IF World Rugby thought the formal reprimand, £70,000 fine and demand for an apology they issued to the Scottish Rugby Union earlier today would draw a line under the squabble which erupted towards the end of the pool stage of last month’s World Cup – when it looked like Scotland’s crucial final pool match might be called off due to the impact of Typhoon Hagibis – then they are likely to be left disappointed.
Murrayfield was saying very little on the record in the aftermath of the judgement, but a tweet issued at lunchtime made it clear that they are unlikely to take their medicine quietly and raised the prospect of the matter going to arbitration.
Getting the issue in front of the Court of Arbitration in Sport [CAS] – the Swiss-based quasi-judicial body established to settle disputes related to sport – will not be straightforward. It will require World Rugby’s cooperation, which they will be reluctant to give as that would effectively mean putting their own judicial process under the microscope, so it is only likely to happen if public pressure compels them to do so in order to demonstrate the robustness of their ruling.
There is certainly more than a suggestion from the general tone and some of the wording in the 48-page ruling issued this morning that World Rugby’s Disputes Committee may have struggled for perspective in this case.
Ultimately, what this whole thing comes down to is whether the SRU were justified in arguing publicly that the game should be moved if the stadium in Yokohama was rendered unplayable. The Disputes Committee concluded that this was “egregious behaviour, sitting towards the most serious end of the misconduct spectrum.” This is pretty hard to swallow when lined up against other possible instances of misconduct such as racism, homophobia, doping and match-fixing.
Elsewhere, the Disciplinary Panel’s conclusion that SRU Chief Executive Mark Dodson did raise the prospect of legal action is subjective and flimsy. It is based on their inference that his description of the SRU being “collateral damage” and suggestion that was “not something we will be prepared to sit back and take” constituted an explicit threat.
A lot of the judgement deals with whether the SRU’s argument that the game could and should be moved had merit, but surely that is not the point: the question here is whether they are entitled to make that argument.
Protecting the brand
Admittedly, on a sliding scale of sanctions against misbehaving sporting organisations, this barely merits a mention against the monster fine and points deduction imposed on Saracens earlier this week, but Scottish Rugby may feel duty bound to oppose it.
Just as they made a very deliberate decision to engage the press on that Friday afternoon in Yokohama in an effort to pressurise World Rugby into considering an alternative solution to a 36-hour impasse as part of what they saw as their fiduciary duty to their team, supporters and sponsors – so now they will feel the need to clear their name [brand] which has been very deliberately linked by World Rugby to a lack of empathy for the human suffering caused by Typhoon Hagibis.

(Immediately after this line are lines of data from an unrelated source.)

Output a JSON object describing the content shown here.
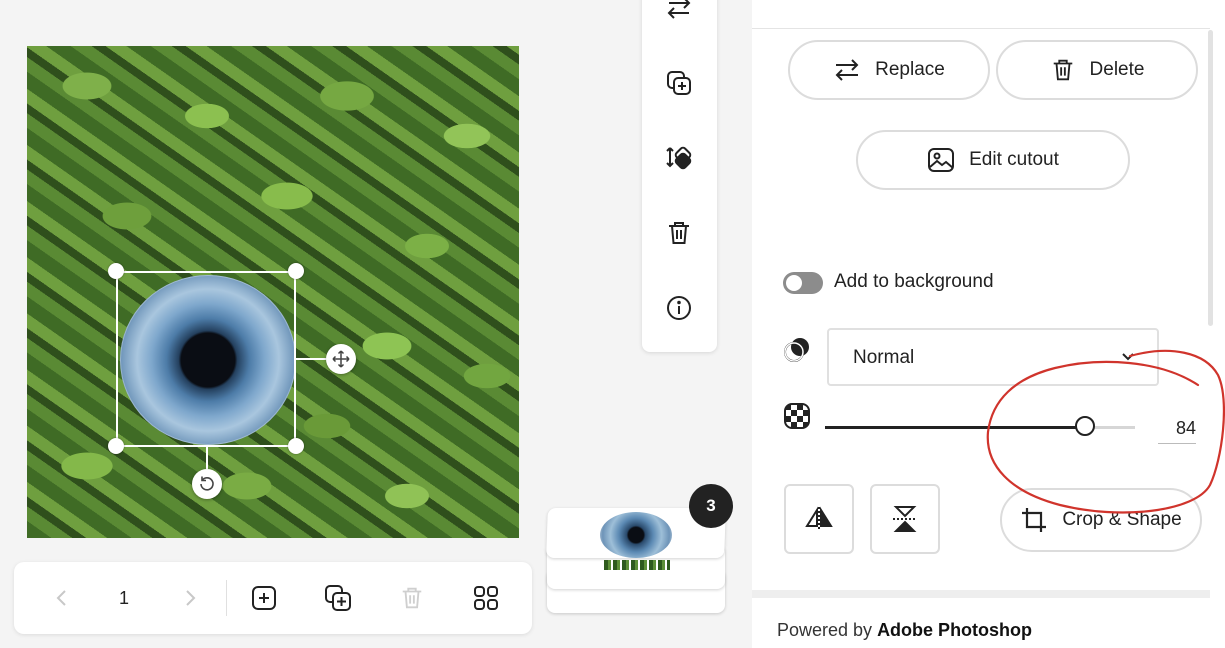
{
  "canvas": {
    "page_number": "1"
  },
  "stack": {
    "page_count": "3"
  },
  "panel": {
    "replace_label": "Replace",
    "delete_label": "Delete",
    "edit_cutout_label": "Edit cutout",
    "add_to_background_label": "Add to background",
    "add_to_background_on": false,
    "blend_mode": "Normal",
    "opacity_value": "84",
    "opacity_percent": 84,
    "crop_shape_label": "Crop & Shape"
  },
  "footer": {
    "prefix": "Powered by ",
    "brand": "Adobe Photoshop"
  },
  "annotation": {
    "color": "#d0342c"
  },
  "colors": {
    "accent": "#222222",
    "border": "#dcdcdc"
  }
}
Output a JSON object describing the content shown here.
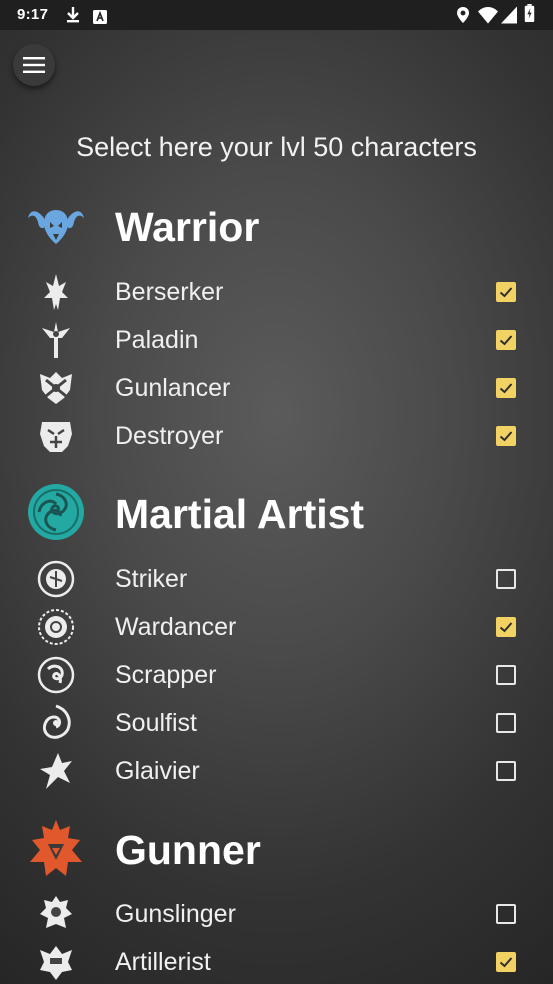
{
  "status_bar": {
    "time": "9:17",
    "left_icons": [
      "download-icon",
      "text-a-icon"
    ],
    "right_icons": [
      "location-icon",
      "wifi-icon",
      "signal-icon",
      "battery-icon"
    ]
  },
  "menu": {
    "icon": "hamburger-menu-icon"
  },
  "heading": "Select here your lvl 50 characters",
  "colors": {
    "checkbox_checked": "#f2d263",
    "warrior_icon": "#6aa7e0",
    "martial_artist_icon": "#23a9a2",
    "gunner_icon": "#e0582c"
  },
  "sections": [
    {
      "title": "Warrior",
      "icon": "warrior-class-icon",
      "classes": [
        {
          "name": "Berserker",
          "checked": true
        },
        {
          "name": "Paladin",
          "checked": true
        },
        {
          "name": "Gunlancer",
          "checked": true
        },
        {
          "name": "Destroyer",
          "checked": true
        }
      ]
    },
    {
      "title": "Martial Artist",
      "icon": "martial-artist-class-icon",
      "classes": [
        {
          "name": "Striker",
          "checked": false
        },
        {
          "name": "Wardancer",
          "checked": true
        },
        {
          "name": "Scrapper",
          "checked": false
        },
        {
          "name": "Soulfist",
          "checked": false
        },
        {
          "name": "Glaivier",
          "checked": false
        }
      ]
    },
    {
      "title": "Gunner",
      "icon": "gunner-class-icon",
      "classes": [
        {
          "name": "Gunslinger",
          "checked": false
        },
        {
          "name": "Artillerist",
          "checked": true
        }
      ]
    }
  ]
}
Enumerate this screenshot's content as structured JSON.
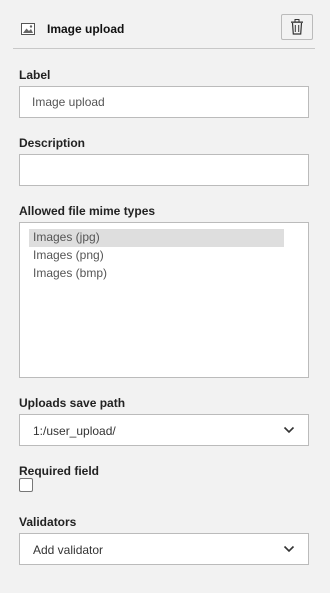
{
  "header": {
    "title": "Image upload",
    "icon": "image-icon",
    "delete_icon": "trash-icon"
  },
  "fields": {
    "label": {
      "label": "Label",
      "value": "Image upload"
    },
    "description": {
      "label": "Description",
      "value": ""
    },
    "mime_types": {
      "label": "Allowed file mime types",
      "options": [
        "Images (jpg)",
        "Images (png)",
        "Images (bmp)"
      ],
      "selected": "Images (jpg)"
    },
    "save_path": {
      "label": "Uploads save path",
      "value": "1:/user_upload/"
    },
    "required": {
      "label": "Required field",
      "checked": false
    },
    "validators": {
      "label": "Validators",
      "value": "Add validator"
    }
  },
  "colors": {
    "background": "#f2f2f2",
    "border": "#bbbbbb",
    "selected_option": "#dedede"
  }
}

There are significant commercial and sporting implications for the SRU in being cast as the villains of the piece – just as there is real benefit for World Rugby in being held as above reproach for the lack of contingency planning which led to major matches of huge commercial value and sporting significance being called off.
The SRU clearly don’t believe they did anything wrong. Quiet diplomacy was going nowhere, then when Italy’s match against New Zealand was cancelled two days out – with players being told on the training pitch and whisked out of the country virtually before they’d had a chance to process the information – it was decided to make it clear that Scotland would not go as quietly.
It sets a worrying precedent if World Rugby are allowed to deem themselves as being beyond challenge on issues of such fundamental importance.
Digging their heels in
That is not to say this was the only possible path the SRU could have taken. The ruling references a settlement offer made by Rugby World Cup Limited to the SRU after disciplinary proceedings had been instigated, which was turned down by Murrayfield.
“The key components of the offer from RWCL were that the SRU must apologise for its conduct and make a donation to the Typhoon disaster relief fund in Japan. The SRU reply suggested alternative wording which included a mutual expression of ‘regret’ from both parties, and no apology.”
It feels a bit like two bald men fighting over a comb.
Dodson doesn’t like losing and doesn’t do backing down, but it is clear that on this occasion he has come up against an equally stubborn opposition – and this lot have more clout.
We all know how Scotland’s World Cup campaign ended. The brunt of the storm missed Yokohama, so rather than being hijacked at training and sent packing as was the fate of Italy, Gregor Townsend’s team were able to go down fighting on the field of play against an excellent Japan side.
That should have been the end of it. World Rugby chose to carry it on, but it takes two to tango – and neither side is going to come out of this looking good.